Getting the article assessed as a GA

At the top of this page you will find a "how to" for nomination. There is also a dedicated guide for nominating good articles. You should nominate your article by Tuesday 8 at the latest (this means your article should be as ready as it would be if you would be submitting it to your course lecturer for a final grading!). If you can nominate it sooner, the better for you - every day gives you more time to read comments by the reviewers and address them.

We don't own the articles

Wikipedia is a project with millions of editors, who collaborate on all articles. We don't own the articles we work on. Don't be surprised if you receive comments from editors who are not part of the course, or if they do edit your article. All editors are here to help; don't hesitate to get extra help - Wikipedia has ton of places you can do so.

Expect to interact (politely) with others

It is likely that over the course of the project, you will receive messages from editors outside our course, and that they will make edits to your article. Be polite in replying, and don't hesitate to ask them to explain something.
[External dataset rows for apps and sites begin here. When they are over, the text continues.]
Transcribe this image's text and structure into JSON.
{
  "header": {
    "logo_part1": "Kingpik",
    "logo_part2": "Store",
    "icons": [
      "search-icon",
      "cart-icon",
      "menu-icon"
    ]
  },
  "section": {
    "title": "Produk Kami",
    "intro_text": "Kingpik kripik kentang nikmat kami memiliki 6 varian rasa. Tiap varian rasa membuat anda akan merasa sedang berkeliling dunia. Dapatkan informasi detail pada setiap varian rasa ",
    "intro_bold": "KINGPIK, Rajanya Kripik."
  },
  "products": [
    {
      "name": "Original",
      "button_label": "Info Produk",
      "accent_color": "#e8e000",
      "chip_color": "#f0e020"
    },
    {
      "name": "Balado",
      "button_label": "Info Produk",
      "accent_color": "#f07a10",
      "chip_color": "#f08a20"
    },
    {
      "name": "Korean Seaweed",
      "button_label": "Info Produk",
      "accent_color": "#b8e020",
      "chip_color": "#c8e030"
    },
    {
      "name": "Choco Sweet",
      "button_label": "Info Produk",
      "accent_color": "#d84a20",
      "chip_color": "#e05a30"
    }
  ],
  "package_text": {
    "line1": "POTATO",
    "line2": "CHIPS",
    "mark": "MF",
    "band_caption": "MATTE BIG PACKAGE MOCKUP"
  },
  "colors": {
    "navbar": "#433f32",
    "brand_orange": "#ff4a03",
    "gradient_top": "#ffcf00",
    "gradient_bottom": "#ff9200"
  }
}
Work on Wikipedia

A. Don't work on a draft in Microsoft Word. Work on a draft in the article on Wikipedia. This way your colleagues (and instructor) will be aware of what you are doing the instant you do so, and can comment on it sooner.

B. Don't exchange comments by email. Exchange comments by using article's talk pages, for the same reasons as above (unless you are certain that your discussion have to stay private).

Remember: gaining experience with wiki software may be more important to your future career than detailed knowledge of "Beyond Magic Realism" or "Latin American Literature". Three years ago, Technorati's chief technologist stated that in five years "knowledge of wikis will be a required job skill".

Getting extra help

You can always ask me for help. You should not hesitate to ask your fellow students from other groups for help, for example if you see they have mastered some editing trick you have yet to learn. We are here to collaborate, not compete. If you can lobby and get help/assistance/advice from other editors to improve your work (for example by using Wikipedia:Peer review, Wikipedia:Help desk or Wikipedia:Reference desk), I am perfectly fine with it. Be bold and show initiative, it usually helps.

  • complete WP:TUTORIAL and edit some Wikipedia articles "for fun" early on; experience gained will be very helpful
  • work on a draft on Wikipedia, in the article; don't work in Microsoft Word or such.


Getting an article assessed as a good article by the Wikipedia good article reviewer guarantees you an A score for this assignment. If you have submitted your article for GA assessment by Tuesday 8 but your article didn't finished going through the assessment process in time (by the day of the final exam), due to the failure of the external Wikipedia reviewer to react promptly, DO NOT WORRY. If your article is well written a researched, you will still get a high score.

Style guides[edit]

To get past the stumbling blocks of GA, articles will have to conform to the Wikipedia style guides. The three largest barriers are:

Secondary style guide are specific to different projects. Articles must conform to these also. Conflict between any of these is inevitable and troublesome; editors simply have to work out conflicts through consensus.

The simplest way to understand the various style guides is to examine articles that have passed GA or FA.


Editors in course[edit]

Course instructor:

Max 3 students per group. Students (you DON'T have to give your real name, but if you don't, do email your instructor with your name and account so I know whose account is whose):

Group 1 Lindsay and Heather

Group 2

Group 3

Group 4

Group 5

Articles edited[edit]

Group projects[edit]

List here the article your group is editing:

Group 1: Laura Restrepo:

Group 2: article link:

Group 3: article link:

Group 4: article link:


Post them at the discussion page of this article and/or email your course instructor!